Meanwhile, as the Syrian army was attempting to re-take Ramousah, Russian aviation was supporting the Syrian 4th Mechanized Division as it gradually advances into areas North of Aleppo. Here also the Syrian Battalion al Ba’ath is employing rocket launchers and other weapons, while Russian aviation bombs some settled areas in the Anadan Valley where the American-supported Moderate jihadist group called Fatah Khaleb is holed up.
Fatah Khaleb’s immediate tactical goal is to widen their corridor perhaps up through the so-called “Complex 3000”, towards that same military academy, which is named after President Assad’s father. They might also try to wrest a cement factory in Ramousah from the control of Syrian government forces. The cement factory is surrounded by mountains of sand – a perfect defensive position. Syrian government forces have to make a tactical decision, whether to attack the jihadis head on, or just try to keep squeezing them into a smaller corridor.
The main problem of the Syrian army, is that they are running out of infantry soldiers. Russian aviation can only help so much – by continuous bombing the Russians can at least keep the terrorists pinned down. But that’s not enough to solve the problem. Meanwhile the Syrian army has appointed a new commander, General Zaid Saleh, whose task is to sort out the situation in Southwestern Aleppo. Judging by his photo, General Saleh looks to be an ugly pug but a no-nonsense type of guy. Saleh replaces General Adib Mohamad who is held accountable for the tactical defeat at Ramousah.
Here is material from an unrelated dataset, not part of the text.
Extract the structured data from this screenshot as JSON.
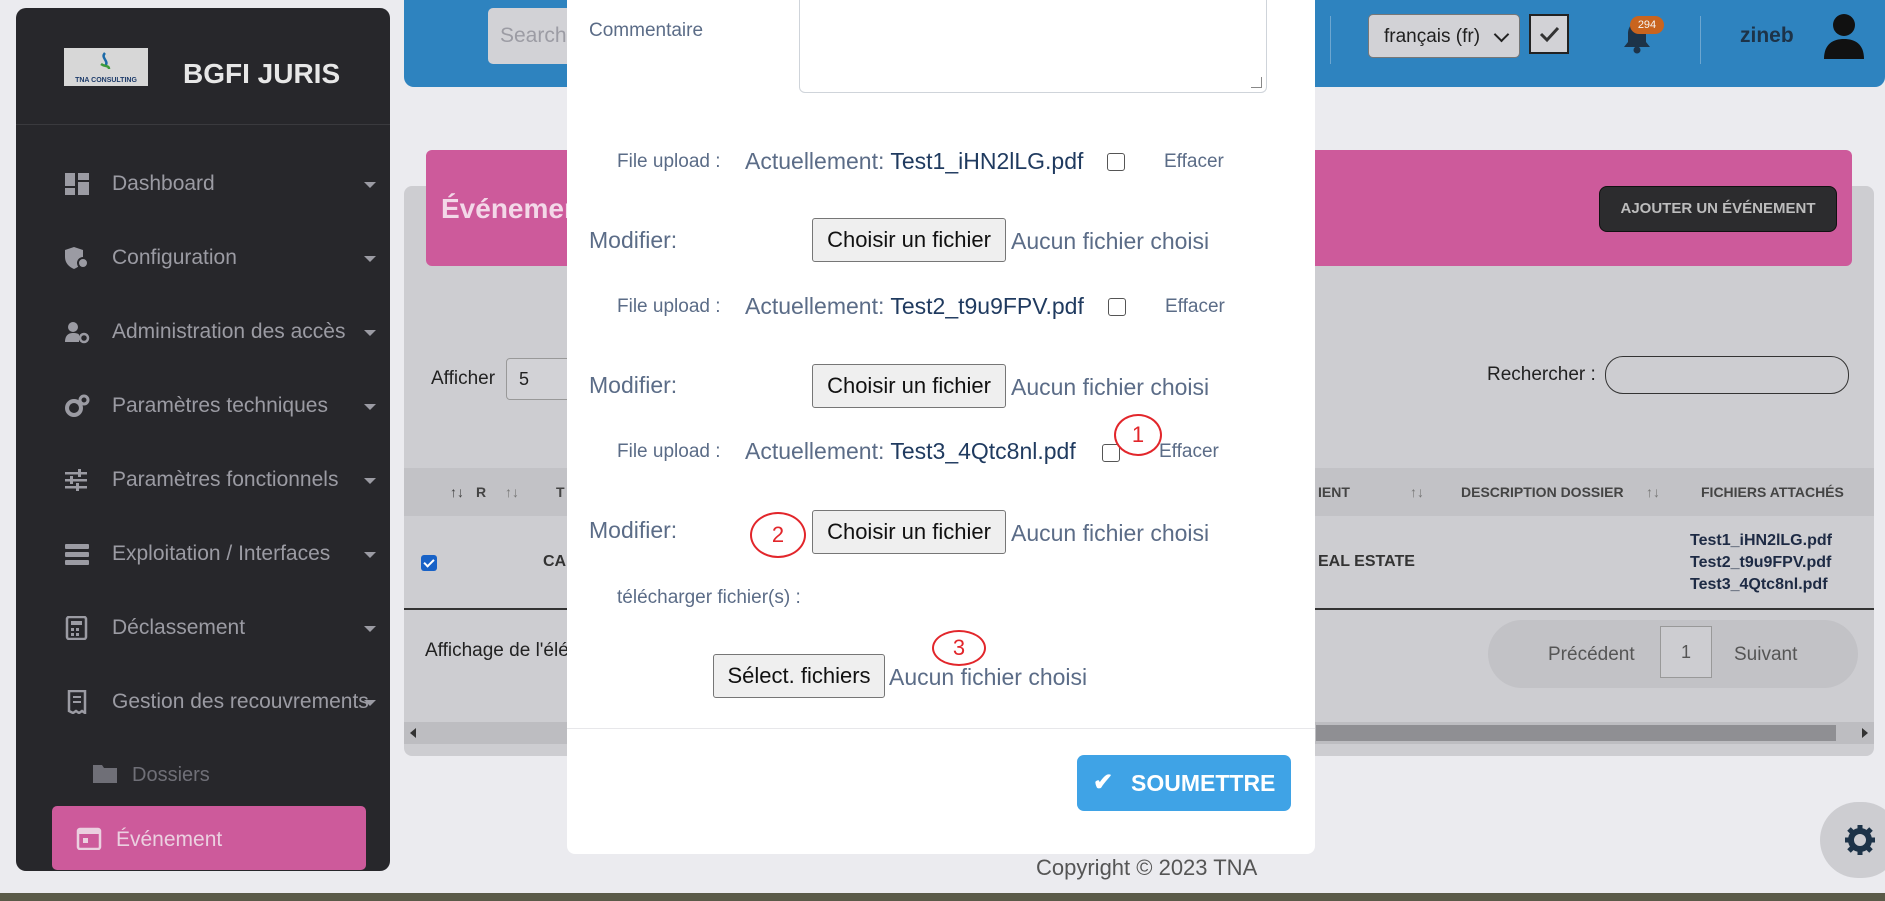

Krutikov goes on to say, that it will not be an easy chore to dis-infest Eastern Aleppo of the jihadis. The rats have settled in and lived there, quite comfortably, for the past three years. They have accumulated tons of supplies, thanks to their generous patrons in the CIA.
And Krutikov finishes his piece with a quick catalogue of the other fronts of the war. Remember how rapturous everyone was when the Russian-Syrian alliance liberated Palmyra from the ISIS barbarians? Well, the barbarians are trying to worm their way back in. So Russian strategic Tupolev-22 jets were back in the sky over Palmyra just yesterday, bombing ISIS positions and thwarting the terrorist threat to the nearby town of Deir ez-Zor.
The good news is that the terrorist forces are also over-stretched: By moving so many fighters to Aleppo, the terrorists had to step down from certain other occupied positions, giving government forces a chance to re-take some areas. Instead of a giant all-decisive battle, this war has devolved into a multitude of small “decisive” battles. In some cases it’s down to tank vs. tank, or a single company vs. a single company of men.
The split now, as it has evolved, is this: On the one hand, the giant meat-grinder of Aleppo; and on the other hand, an endless series of skirmishes involving small mobile units of friend vs. enemy. But all eyes still are trained on General Saleh: What decisions he will make, and what will be the outcome of the Battle for Aleppo.